# [ABOUT THIS EXERCISE]
In the following material, identify every line holding the string "icon" and return it.
>>
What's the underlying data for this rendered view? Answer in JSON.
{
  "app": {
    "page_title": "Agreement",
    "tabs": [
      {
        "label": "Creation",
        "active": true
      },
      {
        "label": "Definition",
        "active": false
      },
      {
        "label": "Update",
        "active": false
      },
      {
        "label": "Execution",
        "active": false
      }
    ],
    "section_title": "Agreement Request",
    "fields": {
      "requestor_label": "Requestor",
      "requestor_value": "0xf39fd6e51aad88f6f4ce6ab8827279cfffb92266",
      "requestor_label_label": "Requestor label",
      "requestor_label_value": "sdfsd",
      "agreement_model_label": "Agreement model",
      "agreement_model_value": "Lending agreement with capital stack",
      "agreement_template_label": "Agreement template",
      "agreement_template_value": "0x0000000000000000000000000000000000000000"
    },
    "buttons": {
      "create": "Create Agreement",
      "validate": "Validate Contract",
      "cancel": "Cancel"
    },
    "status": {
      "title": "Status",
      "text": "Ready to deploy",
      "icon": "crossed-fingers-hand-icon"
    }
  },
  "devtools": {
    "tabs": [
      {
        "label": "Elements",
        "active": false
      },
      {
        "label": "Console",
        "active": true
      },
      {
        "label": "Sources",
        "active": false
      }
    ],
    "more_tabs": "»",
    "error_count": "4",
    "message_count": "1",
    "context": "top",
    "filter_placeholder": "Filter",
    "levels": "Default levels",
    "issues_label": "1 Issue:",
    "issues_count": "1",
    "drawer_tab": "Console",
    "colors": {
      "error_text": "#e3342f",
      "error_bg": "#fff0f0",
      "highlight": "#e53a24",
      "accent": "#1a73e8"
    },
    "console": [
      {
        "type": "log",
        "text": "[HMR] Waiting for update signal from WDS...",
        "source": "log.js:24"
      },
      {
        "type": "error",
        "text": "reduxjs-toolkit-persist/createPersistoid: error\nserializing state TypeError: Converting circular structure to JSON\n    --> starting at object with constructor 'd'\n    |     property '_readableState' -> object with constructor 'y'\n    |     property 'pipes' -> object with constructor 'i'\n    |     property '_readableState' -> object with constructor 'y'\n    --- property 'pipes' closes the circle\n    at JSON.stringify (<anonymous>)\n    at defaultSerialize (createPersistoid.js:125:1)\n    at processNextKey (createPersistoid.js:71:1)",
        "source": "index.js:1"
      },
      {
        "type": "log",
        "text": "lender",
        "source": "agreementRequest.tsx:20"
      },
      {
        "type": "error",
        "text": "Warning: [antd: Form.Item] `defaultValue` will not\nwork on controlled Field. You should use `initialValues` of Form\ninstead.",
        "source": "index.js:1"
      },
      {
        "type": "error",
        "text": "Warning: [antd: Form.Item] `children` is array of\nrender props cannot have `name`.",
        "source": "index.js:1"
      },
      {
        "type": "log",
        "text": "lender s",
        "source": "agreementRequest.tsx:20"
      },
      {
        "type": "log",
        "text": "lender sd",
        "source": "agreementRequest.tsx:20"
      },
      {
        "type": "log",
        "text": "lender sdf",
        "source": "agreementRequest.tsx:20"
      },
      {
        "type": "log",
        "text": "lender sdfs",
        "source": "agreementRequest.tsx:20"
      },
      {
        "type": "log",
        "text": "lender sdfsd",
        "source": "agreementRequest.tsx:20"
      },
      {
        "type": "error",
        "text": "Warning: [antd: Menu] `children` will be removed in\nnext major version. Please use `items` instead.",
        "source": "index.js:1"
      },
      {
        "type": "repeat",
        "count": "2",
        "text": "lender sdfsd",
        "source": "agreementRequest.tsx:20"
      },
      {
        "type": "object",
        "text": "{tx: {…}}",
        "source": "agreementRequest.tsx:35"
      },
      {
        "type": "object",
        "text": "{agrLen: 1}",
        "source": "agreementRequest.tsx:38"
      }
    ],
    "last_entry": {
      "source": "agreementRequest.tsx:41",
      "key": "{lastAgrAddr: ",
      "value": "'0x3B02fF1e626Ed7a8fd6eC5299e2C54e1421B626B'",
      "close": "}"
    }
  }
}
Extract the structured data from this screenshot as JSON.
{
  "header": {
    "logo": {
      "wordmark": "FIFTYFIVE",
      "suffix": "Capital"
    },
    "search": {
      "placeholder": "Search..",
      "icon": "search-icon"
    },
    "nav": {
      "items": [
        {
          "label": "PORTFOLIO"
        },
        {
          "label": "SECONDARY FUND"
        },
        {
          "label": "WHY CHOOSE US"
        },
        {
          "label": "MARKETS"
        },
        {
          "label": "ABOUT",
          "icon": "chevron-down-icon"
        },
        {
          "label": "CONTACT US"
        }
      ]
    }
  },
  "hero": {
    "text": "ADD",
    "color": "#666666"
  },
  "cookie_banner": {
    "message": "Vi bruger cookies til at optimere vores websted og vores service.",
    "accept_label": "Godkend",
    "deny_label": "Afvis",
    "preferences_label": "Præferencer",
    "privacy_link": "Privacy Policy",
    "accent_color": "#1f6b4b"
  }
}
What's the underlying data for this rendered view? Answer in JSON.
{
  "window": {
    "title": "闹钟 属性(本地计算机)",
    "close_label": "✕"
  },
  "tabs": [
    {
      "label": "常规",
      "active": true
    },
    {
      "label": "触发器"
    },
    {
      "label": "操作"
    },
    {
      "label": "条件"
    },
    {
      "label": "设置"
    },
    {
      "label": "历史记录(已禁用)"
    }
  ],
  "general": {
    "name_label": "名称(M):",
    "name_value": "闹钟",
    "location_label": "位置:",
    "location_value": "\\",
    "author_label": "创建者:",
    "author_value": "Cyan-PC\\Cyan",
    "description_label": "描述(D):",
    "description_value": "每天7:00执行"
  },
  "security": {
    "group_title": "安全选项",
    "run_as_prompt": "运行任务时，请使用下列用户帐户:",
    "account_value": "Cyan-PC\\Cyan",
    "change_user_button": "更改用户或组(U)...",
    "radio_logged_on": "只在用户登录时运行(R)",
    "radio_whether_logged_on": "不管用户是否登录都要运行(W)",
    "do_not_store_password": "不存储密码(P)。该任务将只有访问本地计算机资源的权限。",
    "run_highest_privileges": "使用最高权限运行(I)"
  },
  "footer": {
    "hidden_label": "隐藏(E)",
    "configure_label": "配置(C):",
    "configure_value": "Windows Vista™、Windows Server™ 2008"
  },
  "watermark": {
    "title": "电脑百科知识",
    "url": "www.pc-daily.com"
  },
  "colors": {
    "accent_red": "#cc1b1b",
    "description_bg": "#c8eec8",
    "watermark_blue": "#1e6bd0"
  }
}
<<
# [TASK RESULT]
      "icon": "crossed-fingers-hand-icon"
      "icon": "search-icon"
          "icon": "chevron-down-icon"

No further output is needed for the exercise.